Dataset records below:
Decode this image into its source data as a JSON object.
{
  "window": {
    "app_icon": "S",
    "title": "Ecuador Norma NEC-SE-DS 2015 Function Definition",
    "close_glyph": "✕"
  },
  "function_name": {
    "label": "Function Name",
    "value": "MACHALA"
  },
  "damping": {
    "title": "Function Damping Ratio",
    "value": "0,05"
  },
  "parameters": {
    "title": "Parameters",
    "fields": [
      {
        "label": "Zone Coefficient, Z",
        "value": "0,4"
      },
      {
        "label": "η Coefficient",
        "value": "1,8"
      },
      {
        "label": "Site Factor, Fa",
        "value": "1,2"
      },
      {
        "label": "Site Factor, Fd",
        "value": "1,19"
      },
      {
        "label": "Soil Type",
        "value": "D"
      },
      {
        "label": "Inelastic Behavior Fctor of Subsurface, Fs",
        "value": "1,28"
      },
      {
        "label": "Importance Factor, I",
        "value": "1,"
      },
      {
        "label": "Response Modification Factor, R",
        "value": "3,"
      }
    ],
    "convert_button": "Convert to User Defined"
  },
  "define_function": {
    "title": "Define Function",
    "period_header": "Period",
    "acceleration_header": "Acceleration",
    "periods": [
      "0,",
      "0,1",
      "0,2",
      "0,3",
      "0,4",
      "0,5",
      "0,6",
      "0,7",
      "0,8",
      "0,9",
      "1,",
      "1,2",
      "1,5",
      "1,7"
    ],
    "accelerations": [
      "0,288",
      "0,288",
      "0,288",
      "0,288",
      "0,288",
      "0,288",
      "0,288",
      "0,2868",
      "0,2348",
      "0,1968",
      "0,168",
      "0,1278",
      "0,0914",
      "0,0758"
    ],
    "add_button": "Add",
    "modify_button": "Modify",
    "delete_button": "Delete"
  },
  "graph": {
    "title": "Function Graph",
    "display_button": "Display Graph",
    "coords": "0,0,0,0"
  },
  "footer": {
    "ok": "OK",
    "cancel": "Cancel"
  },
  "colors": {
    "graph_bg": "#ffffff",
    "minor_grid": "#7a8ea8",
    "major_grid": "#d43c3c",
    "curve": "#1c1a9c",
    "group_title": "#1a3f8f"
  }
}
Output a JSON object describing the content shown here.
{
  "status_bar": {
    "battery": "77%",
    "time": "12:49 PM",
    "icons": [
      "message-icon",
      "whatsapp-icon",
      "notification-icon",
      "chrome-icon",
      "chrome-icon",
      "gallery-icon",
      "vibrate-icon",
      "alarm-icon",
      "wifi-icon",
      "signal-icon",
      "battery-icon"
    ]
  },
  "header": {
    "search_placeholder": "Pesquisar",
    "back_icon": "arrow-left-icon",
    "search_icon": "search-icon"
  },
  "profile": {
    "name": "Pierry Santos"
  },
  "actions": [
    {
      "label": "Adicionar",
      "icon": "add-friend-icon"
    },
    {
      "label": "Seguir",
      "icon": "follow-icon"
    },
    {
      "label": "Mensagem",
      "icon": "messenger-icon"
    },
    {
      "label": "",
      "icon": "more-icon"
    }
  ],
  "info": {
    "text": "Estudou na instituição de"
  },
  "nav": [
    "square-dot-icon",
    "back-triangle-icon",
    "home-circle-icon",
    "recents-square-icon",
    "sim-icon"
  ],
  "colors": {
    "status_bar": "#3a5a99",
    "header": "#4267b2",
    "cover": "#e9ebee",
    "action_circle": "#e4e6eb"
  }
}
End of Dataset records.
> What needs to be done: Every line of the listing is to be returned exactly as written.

> Solution:
Decode this image into its source data as a JSON object.
{
  "window": {
    "app_icon": "S",
    "title": "Ecuador Norma NEC-SE-DS 2015 Function Definition",
    "close_glyph": "✕"
  },
  "function_name": {
    "label": "Function Name",
    "value": "MACHALA"
  },
  "damping": {
    "title": "Function Damping Ratio",
    "value": "0,05"
  },
  "parameters": {
    "title": "Parameters",
    "fields": [
      {
        "label": "Zone Coefficient, Z",
        "value": "0,4"
      },
      {
        "label": "η Coefficient",
        "value": "1,8"
      },
      {
        "label": "Site Factor, Fa",
        "value": "1,2"
      },
      {
        "label": "Site Factor, Fd",
        "value": "1,19"
      },
      {
        "label": "Soil Type",
        "value": "D"
      },
      {
        "label": "Inelastic Behavior Fctor of Subsurface, Fs",
        "value": "1,28"
      },
      {
        "label": "Importance Factor, I",
        "value": "1,"
      },
      {
        "label": "Response Modification Factor, R",
        "value": "3,"
      }
    ],
    "convert_button": "Convert to User Defined"
  },
  "define_function": {
    "title": "Define Function",
    "period_header": "Period",
    "acceleration_header": "Acceleration",
    "periods": [
      "0,",
      "0,1",
      "0,2",
      "0,3",
      "0,4",
      "0,5",
      "0,6",
      "0,7",
      "0,8",
      "0,9",
      "1,",
      "1,2",
      "1,5",
      "1,7"
    ],
    "accelerations": [
      "0,288",
      "0,288",
      "0,288",
      "0,288",
      "0,288",
      "0,288",
      "0,288",
      "0,2868",
      "0,2348",
      "0,1968",
      "0,168",
      "0,1278",
      "0,0914",
      "0,0758"
    ],
    "add_button": "Add",
    "modify_button": "Modify",
    "delete_button": "Delete"
  },
  "graph": {
    "title": "Function Graph",
    "display_button": "Display Graph",
    "coords": "0,0,0,0"
  },
  "footer": {
    "ok": "OK",
    "cancel": "Cancel"
  },
  "colors": {
    "graph_bg": "#ffffff",
    "minor_grid": "#7a8ea8",
    "major_grid": "#d43c3c",
    "curve": "#1c1a9c",
    "group_title": "#1a3f8f"
  }
}
Output a JSON object describing the content shown here.
{
  "status_bar": {
    "battery": "77%",
    "time": "12:49 PM",
    "icons": [
      "message-icon",
      "whatsapp-icon",
      "notification-icon",
      "chrome-icon",
      "chrome-icon",
      "gallery-icon",
      "vibrate-icon",
      "alarm-icon",
      "wifi-icon",
      "signal-icon",
      "battery-icon"
    ]
  },
  "header": {
    "search_placeholder": "Pesquisar",
    "back_icon": "arrow-left-icon",
    "search_icon": "search-icon"
  },
  "profile": {
    "name": "Pierry Santos"
  },
  "actions": [
    {
      "label": "Adicionar",
      "icon": "add-friend-icon"
    },
    {
      "label": "Seguir",
      "icon": "follow-icon"
    },
    {
      "label": "Mensagem",
      "icon": "messenger-icon"
    },
    {
      "label": "",
      "icon": "more-icon"
    }
  ],
  "info": {
    "text": "Estudou na instituição de"
  },
  "nav": [
    "square-dot-icon",
    "back-triangle-icon",
    "home-circle-icon",
    "recents-square-icon",
    "sim-icon"
  ],
  "colors": {
    "status_bar": "#3a5a99",
    "header": "#4267b2",
    "cover": "#e9ebee",
    "action_circle": "#e4e6eb"
  }
}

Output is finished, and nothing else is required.